Heat Train Like a Pro

If you’re signed up for a summer or fall race, heat is an inevitable factor in your training (raises own hand, sweat dripping from forehead). Your running options are to wake up well before the sun, load up on coffee, and hope you don’t start sleepwalking, or, wait until the sun goes down, get to bed late, and not have time to catch up on the latest running news/stoke videos while you unwind at the end of the day. Or, you can always acclimatize to the heat through gradual and smart training and reap the amazing benefits that go with it. (I’m going to argue that that is your best option.) Heat acclimatization can be accomplished by anybody, its benefits are plentiful, and the differences can be felt in a relatively short time.

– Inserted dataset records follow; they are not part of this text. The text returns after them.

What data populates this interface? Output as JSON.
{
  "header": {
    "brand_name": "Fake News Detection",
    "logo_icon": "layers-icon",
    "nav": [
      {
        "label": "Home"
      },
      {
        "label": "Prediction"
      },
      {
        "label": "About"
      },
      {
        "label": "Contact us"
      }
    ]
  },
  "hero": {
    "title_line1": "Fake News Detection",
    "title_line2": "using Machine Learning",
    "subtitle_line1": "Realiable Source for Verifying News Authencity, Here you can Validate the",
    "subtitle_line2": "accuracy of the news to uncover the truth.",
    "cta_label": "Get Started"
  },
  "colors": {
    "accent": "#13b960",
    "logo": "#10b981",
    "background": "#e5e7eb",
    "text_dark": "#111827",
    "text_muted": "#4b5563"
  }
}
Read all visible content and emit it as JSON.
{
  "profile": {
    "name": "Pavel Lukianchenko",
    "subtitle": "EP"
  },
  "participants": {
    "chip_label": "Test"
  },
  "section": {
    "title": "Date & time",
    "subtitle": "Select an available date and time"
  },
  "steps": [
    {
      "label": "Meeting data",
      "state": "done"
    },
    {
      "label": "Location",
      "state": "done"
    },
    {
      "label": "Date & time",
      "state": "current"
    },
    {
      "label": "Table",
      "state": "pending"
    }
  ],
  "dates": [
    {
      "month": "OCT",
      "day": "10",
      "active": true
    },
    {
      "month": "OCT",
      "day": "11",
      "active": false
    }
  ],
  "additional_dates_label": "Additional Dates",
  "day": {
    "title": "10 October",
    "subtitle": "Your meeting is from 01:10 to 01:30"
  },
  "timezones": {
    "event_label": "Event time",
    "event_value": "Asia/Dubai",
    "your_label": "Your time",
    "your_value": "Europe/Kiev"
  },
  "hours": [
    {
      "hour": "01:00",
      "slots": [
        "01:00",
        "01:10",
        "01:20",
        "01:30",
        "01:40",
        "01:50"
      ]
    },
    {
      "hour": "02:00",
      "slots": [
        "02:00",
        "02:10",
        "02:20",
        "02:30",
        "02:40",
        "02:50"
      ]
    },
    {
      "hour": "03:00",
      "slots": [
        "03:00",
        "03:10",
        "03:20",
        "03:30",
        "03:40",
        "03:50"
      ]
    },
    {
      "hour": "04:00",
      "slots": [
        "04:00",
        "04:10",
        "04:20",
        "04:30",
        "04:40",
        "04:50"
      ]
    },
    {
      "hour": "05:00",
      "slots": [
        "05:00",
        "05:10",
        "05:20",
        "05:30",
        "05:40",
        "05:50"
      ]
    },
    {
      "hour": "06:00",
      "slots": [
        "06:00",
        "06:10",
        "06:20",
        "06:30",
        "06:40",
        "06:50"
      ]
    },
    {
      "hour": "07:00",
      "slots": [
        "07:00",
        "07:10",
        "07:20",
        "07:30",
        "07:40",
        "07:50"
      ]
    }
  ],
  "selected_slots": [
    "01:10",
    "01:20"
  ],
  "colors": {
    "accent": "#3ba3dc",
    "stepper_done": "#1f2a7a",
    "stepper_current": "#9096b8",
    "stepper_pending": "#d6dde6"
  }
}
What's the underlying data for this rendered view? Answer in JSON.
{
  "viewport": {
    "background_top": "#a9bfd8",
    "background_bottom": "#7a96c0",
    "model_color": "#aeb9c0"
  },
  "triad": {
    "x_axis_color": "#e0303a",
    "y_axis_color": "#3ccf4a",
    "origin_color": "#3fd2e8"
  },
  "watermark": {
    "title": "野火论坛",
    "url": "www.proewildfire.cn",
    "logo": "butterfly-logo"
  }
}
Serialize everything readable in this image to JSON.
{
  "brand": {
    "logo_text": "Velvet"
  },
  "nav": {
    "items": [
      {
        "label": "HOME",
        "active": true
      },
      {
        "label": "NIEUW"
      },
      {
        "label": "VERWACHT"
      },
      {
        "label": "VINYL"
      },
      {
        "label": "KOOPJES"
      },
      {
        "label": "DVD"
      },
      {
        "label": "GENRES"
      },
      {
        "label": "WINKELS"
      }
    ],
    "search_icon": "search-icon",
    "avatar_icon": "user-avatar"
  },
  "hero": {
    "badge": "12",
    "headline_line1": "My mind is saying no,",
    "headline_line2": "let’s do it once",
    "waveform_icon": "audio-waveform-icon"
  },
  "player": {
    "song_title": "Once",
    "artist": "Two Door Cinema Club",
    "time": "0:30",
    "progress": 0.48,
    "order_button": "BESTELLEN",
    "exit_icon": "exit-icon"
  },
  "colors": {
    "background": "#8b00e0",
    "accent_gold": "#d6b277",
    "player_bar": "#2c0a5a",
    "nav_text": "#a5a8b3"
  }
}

Heat training has been shown to increase your standard rate of sweat, which in turn helps you regulate your body temperature. Further still, the body naturally will increase its volume of blood plasma (An adaptation similar to how altitude training increases your red blood cells). A study in the 2012 European Journal of Applied Physics tested athletes before and after they trained for 90 minutes a day for five days in a state of moderate overheating. The study found that they increased blood plasma volume by 4.5%.

So, what does that mean in plainer English? Blood plasma results in a greater cardiac output; you are more efficient at pumping blood. This also yields higher V02 max- the maximum amount of oxygen your body can process at your strongest physical exertion. Therefore, as your heat acclimatization improves, your perceived exertion drops across all paces. Things start to feel easier because they are.

Heat training produces additional stresses on your body’s systems; like an intense workout program, it should not be piled on all at the same time. Gradual exposure is key.

  1. Start off with spending some time in a sauna after your run. These initial sauna sessions should follow a workout that is done in temperatures that are normal to you. A good range of time to spend in the sauna is 15-30 minutes depending on how sensitive you are to the heat.
  2. As you become more comfortable with the heat, start to run in the hotter part of the day. Do not do workouts at this point; keep your run at a pace that is comfortable to you, or even easier than normal.
  3. After a couple of weeks of running in the warm part of the day, start to gradually add layers to your run. Start off with a long sleeve and work your way up to a beanie hat and puffy jacket. Heat training runs can start at 15 minutes, though some ultramarathon athletes may be able to work up to 90 minutes or more. Heat training runs should take the place of a full (or partial) long run. For safety, don’t attempt your speed workouts in heat gear unless you are well seasoned.
photo-1511389571644-a2550b195566 (1)
North Kaibab Trail, Grand Canyon

Always stop and de-layer immediately if you feel dizzy, confused, or sudden fatigue. Allow your body to recover from heat workouts by sleeping in an air conditioned room. Heat training can fatigue the body in the same ways a long run does.

When race day comes and you are on your way to the finish line, your heat training can be fully utilized by pairing heat management strategies to it. Try some of the following ideas:

-Stuff ice into whatever pockets you can. Ultimate Direction vests both work great for this. Ultimate Direction also makes bels are stretchy and sit right at your waist, directing cooling right to your abdomen and critical organs. Ultimate Direction’s vests have two chest pockets and multiple back pockets that position ice right over your heart and spine. As water melts and drips, your body stays soaked and cooled.
-Wear as much white as possible.
-Wear removable arm sleeves and keep them drenched in water.
-A desert hat can keep sun off your neck and shoulders.
-Keep hydrated with plenty of electrolytes

As your body becomes more adapted to heat, you’ll notice yourself running faster or with less perceived effort, and well on your way to crushing your next race.

Leave a Reply

Fill in your details below or click an icon to log in:

WordPress.com Logo

You are commenting using your WordPress.com account. Log Out /  Change )

Google photo

You are commenting using your Google account. Log Out /  Change )

Twitter picture

You are commenting using your Twitter account. Log Out /  Change )

Facebook photo

You are commenting using your Facebook account. Log Out /  Change )

Connecting to %s